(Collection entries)
┄┄┄┄┄┄

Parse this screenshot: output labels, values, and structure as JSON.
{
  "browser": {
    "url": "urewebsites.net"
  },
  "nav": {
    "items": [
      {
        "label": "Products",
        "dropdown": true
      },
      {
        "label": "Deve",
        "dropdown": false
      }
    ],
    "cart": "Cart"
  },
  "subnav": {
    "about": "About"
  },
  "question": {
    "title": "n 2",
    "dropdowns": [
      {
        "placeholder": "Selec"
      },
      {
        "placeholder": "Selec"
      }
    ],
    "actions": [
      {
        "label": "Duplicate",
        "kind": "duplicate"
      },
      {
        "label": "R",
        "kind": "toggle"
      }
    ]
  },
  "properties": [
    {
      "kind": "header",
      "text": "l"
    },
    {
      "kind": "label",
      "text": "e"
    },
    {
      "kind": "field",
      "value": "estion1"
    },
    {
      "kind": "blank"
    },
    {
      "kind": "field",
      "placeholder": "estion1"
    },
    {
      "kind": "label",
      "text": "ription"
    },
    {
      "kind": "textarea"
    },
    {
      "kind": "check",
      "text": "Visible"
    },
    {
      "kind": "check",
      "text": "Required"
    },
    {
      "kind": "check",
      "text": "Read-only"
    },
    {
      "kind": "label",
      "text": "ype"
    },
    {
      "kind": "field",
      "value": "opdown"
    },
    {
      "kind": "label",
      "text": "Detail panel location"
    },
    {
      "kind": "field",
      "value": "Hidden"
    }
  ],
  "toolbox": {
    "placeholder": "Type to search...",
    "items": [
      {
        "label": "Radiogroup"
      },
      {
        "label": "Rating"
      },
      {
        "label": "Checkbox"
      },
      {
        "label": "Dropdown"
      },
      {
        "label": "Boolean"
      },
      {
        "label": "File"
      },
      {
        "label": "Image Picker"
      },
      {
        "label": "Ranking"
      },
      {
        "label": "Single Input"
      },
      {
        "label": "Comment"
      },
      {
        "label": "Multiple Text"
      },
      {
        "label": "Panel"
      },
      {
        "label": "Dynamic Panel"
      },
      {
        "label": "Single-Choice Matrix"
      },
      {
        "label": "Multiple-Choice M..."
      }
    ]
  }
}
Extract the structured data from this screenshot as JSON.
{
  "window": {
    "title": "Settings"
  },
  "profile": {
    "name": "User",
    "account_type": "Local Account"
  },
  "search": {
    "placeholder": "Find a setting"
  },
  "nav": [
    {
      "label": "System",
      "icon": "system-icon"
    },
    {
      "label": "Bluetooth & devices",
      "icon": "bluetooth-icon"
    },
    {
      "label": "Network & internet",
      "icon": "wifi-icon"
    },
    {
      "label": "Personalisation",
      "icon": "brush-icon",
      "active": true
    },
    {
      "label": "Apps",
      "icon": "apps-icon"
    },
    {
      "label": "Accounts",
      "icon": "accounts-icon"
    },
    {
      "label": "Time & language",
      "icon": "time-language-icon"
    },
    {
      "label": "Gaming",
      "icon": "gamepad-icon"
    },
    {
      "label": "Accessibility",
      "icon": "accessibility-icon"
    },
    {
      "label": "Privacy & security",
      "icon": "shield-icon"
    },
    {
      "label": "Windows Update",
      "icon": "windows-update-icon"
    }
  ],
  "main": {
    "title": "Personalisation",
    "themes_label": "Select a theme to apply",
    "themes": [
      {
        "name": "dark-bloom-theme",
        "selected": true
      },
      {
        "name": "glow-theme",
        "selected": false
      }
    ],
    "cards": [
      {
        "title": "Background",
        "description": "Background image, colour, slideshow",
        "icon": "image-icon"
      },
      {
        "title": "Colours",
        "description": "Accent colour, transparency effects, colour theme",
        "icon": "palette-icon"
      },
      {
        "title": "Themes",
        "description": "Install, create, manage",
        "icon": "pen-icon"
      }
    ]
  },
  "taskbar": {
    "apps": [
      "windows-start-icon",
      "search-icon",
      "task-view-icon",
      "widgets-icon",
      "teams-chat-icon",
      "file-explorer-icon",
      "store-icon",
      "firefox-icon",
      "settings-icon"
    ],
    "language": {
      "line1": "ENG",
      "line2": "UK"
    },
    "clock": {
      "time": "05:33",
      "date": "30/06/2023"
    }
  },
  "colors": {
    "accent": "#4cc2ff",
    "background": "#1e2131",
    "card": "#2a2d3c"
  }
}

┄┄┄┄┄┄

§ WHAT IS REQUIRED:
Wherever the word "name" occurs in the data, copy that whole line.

§ EXERCISE RESPONSE:
    "name": "User",
        "name": "dark-bloom-theme",
        "name": "glow-theme",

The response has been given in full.